I have discerned from the newspapers Fifth Census, or enumeration of the people is about to be taken. What method will be adopted by Congress for taking, has not appeared in the papers that I take. Should a different plan be thought advisable by Congress to take the enumeration, than the old method of taking it, towit: by the marshals of the different states under the instructions of the Secretary of the United States, and the authority of doing it be place in other, men, then, in that event, I would take it as a particular favor that you would aid me by your influence to procure me and office in that business, if you should think I am capable and worthy of such an appointment; but should the old method be sanctioned by the wisdom of Congress, which it likely will be the case, than as I presume you are acquainted with the men of East Tennessee, I would be very thankful if you would give my your assistance to procure me the Office of this County of Carter for that purpose. Perhaps, you could get H. White to aid you in the business, as I should suppose his influence would be of great benefit in that case, as he must be acquainted with the Marshall of the District. There are other honorable gentlemen belonging to our representation on Congress that would, Perhaps, cheerfully assist you were you to use your influence with them in procuring the appointment of me. The reason that I am thus urgent on you, I take you for my particular friend, and believing as I do, that your assistance, if properly exerted, would be sufficient to procure me the appointment. I therefore hope that you will apply your influence to the best possible advantage in my favor, which will ever place me under lasting obligations to you to render similar services should it ever be in my power.

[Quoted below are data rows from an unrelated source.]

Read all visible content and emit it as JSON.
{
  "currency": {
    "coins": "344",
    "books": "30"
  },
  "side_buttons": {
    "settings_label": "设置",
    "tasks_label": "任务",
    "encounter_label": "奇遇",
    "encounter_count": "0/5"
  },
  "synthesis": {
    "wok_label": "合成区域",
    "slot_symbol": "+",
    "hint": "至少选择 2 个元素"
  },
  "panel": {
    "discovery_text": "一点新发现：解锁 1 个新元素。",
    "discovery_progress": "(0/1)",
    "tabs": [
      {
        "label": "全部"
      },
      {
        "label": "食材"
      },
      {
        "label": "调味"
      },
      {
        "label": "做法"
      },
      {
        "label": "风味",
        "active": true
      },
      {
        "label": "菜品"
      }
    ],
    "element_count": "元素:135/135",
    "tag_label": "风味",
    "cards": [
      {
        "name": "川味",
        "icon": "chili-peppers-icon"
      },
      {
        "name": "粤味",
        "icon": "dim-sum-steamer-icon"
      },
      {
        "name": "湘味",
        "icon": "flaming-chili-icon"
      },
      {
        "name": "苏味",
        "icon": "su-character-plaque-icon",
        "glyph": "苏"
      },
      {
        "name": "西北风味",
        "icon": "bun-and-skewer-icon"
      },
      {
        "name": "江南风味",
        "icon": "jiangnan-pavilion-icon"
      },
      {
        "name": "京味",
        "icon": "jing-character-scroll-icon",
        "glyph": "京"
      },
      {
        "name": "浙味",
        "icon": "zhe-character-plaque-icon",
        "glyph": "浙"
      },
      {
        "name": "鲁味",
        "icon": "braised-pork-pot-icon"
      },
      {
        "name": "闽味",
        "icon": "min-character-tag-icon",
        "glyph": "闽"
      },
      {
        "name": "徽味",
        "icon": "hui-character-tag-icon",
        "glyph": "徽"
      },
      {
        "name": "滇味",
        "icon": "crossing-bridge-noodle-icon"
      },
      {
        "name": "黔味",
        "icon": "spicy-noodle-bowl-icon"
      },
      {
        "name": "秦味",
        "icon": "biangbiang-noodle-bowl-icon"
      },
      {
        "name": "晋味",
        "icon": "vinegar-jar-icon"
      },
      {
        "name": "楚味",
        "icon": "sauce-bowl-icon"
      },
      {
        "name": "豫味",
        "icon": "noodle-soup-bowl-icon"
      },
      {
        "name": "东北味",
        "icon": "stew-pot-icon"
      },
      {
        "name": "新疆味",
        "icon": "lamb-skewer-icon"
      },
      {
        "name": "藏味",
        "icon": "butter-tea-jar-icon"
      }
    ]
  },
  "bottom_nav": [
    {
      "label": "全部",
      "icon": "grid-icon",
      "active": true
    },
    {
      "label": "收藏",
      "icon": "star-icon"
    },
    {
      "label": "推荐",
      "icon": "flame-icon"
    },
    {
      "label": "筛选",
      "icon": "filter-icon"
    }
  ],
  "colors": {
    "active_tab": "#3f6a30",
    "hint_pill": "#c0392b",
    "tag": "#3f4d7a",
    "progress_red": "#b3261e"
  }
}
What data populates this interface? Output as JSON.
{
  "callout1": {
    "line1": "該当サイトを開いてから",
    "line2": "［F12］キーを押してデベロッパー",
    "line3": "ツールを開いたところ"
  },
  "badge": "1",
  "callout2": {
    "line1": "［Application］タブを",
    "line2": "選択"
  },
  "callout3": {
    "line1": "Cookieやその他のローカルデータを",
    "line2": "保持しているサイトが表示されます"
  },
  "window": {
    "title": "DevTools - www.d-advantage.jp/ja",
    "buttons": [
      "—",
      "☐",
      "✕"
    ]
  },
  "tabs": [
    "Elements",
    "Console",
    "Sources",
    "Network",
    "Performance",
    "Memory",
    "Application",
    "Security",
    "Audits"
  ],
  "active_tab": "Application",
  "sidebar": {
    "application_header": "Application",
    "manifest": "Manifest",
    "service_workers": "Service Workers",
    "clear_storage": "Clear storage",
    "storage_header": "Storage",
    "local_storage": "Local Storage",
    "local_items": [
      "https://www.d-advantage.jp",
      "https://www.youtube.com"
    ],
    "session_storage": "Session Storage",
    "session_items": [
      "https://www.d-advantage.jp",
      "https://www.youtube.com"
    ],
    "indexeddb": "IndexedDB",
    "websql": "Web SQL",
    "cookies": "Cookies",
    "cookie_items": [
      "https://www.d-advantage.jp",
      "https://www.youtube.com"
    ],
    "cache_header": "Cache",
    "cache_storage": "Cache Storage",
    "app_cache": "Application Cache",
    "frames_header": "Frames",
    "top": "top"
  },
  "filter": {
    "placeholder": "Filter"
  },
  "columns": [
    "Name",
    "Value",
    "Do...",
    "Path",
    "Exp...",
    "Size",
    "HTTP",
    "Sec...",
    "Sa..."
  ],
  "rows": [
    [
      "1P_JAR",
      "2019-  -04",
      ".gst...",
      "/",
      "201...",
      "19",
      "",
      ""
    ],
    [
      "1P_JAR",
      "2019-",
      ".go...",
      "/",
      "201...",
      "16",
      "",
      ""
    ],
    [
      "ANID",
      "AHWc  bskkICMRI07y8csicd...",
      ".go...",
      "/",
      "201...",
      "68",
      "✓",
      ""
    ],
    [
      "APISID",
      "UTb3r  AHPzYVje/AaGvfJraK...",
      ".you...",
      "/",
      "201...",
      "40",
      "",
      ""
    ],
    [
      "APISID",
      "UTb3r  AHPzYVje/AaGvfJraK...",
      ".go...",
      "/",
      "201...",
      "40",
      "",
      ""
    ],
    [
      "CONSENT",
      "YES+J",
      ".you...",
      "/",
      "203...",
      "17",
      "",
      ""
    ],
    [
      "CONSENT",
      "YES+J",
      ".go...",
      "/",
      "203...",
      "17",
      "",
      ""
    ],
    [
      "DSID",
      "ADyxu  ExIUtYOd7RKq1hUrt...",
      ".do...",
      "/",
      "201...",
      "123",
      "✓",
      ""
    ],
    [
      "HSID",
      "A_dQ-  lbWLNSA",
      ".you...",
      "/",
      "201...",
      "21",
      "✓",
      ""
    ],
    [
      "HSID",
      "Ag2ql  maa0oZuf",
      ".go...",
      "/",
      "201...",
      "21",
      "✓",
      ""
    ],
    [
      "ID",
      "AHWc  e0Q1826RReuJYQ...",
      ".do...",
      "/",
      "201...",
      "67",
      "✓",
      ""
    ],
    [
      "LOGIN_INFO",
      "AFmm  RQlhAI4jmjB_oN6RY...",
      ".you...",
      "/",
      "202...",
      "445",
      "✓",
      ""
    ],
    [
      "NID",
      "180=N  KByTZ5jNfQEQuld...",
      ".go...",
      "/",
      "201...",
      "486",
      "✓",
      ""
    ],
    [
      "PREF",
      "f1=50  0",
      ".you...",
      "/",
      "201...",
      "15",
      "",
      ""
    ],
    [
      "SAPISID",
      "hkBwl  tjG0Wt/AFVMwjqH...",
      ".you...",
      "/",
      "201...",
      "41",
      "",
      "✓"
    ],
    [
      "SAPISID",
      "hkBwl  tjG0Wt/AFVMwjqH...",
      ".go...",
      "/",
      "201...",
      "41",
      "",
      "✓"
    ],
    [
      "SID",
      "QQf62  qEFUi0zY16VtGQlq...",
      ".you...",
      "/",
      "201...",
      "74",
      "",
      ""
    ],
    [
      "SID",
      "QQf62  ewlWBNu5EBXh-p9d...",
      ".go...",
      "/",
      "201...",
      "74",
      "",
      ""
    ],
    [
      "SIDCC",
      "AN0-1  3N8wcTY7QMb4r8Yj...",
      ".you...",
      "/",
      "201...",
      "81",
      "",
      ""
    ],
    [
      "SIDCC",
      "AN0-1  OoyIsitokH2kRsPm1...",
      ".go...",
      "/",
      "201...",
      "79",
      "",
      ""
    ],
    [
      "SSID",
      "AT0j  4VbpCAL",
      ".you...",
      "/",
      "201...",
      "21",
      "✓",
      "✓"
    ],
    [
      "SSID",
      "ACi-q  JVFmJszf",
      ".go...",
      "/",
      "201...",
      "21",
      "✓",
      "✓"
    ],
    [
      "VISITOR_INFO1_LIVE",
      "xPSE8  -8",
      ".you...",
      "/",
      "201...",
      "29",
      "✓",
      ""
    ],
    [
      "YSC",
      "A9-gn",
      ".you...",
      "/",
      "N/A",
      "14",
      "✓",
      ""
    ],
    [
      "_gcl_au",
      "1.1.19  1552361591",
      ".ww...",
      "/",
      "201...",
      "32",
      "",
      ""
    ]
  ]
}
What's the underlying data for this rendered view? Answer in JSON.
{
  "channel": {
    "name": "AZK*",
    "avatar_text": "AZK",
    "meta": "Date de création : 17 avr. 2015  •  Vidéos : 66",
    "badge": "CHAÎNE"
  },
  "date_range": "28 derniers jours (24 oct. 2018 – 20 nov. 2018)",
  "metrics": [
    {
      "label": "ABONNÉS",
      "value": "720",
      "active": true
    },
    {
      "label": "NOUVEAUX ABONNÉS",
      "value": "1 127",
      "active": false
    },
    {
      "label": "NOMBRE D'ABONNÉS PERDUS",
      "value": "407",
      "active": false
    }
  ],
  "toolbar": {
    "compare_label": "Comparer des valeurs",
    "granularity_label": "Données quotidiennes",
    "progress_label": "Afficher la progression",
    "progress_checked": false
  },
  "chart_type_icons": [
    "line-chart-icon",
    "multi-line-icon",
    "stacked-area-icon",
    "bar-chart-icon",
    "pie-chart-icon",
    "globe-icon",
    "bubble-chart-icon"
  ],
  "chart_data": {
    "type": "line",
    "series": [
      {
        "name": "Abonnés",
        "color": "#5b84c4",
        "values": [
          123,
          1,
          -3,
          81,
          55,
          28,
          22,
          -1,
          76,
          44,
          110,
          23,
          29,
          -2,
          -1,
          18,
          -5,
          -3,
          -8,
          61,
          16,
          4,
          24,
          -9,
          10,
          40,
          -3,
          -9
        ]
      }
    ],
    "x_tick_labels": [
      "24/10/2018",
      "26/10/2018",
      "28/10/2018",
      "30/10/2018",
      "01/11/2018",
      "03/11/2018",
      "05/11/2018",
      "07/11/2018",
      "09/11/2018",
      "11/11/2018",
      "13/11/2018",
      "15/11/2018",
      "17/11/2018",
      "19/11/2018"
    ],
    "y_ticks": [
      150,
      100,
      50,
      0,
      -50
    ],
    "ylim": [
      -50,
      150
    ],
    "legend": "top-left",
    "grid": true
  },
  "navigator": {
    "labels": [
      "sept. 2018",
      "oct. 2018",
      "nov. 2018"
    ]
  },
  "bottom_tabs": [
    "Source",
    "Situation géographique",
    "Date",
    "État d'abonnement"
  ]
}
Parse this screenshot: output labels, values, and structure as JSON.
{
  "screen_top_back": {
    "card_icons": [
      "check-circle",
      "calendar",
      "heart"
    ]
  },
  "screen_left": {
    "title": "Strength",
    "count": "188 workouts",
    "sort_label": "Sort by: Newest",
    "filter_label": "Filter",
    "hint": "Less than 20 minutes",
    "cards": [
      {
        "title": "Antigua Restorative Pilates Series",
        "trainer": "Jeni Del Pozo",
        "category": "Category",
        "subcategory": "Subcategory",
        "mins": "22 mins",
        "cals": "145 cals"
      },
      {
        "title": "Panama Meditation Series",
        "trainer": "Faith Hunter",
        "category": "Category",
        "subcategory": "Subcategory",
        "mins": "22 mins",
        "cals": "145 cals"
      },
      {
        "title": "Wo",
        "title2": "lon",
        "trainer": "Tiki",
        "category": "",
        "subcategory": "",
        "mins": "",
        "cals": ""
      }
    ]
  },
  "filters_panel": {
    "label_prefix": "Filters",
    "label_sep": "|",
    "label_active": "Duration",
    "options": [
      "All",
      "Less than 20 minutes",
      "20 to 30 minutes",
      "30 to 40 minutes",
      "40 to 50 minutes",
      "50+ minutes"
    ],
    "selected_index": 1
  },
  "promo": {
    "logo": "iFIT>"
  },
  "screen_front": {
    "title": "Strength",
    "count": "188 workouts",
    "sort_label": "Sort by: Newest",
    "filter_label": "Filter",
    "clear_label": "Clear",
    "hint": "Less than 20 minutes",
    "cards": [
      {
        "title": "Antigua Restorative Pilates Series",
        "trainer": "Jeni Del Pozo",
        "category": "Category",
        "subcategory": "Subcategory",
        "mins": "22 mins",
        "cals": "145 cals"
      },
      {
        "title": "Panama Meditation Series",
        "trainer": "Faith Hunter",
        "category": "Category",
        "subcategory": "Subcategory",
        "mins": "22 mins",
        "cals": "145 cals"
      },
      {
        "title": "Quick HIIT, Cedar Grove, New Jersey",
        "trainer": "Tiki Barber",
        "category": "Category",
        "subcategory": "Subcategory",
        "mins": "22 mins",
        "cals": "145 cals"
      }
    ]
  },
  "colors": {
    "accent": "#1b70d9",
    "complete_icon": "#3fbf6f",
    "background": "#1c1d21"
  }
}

I want you, as soon as you receive this letter, to write me on the subject, and also, to recommend me to the Marshall General. Get as many of the members of Congress to assist you in the business as possible. Their names on the recommendations would be of great advantage to me in obtaining the Office. I have twice in my life time assisted in taking the enumeration of the people of the United States, and ought to understand something of the duties of that Office. Whatever assistance you may think proper to give on the occasion to me will be cheerfully accepted by me, while I remain in hast,
Your most obliged and humble servant,
Thomas Dillard Love,
Honorable John Blair( MC)
City of Washington, D.C.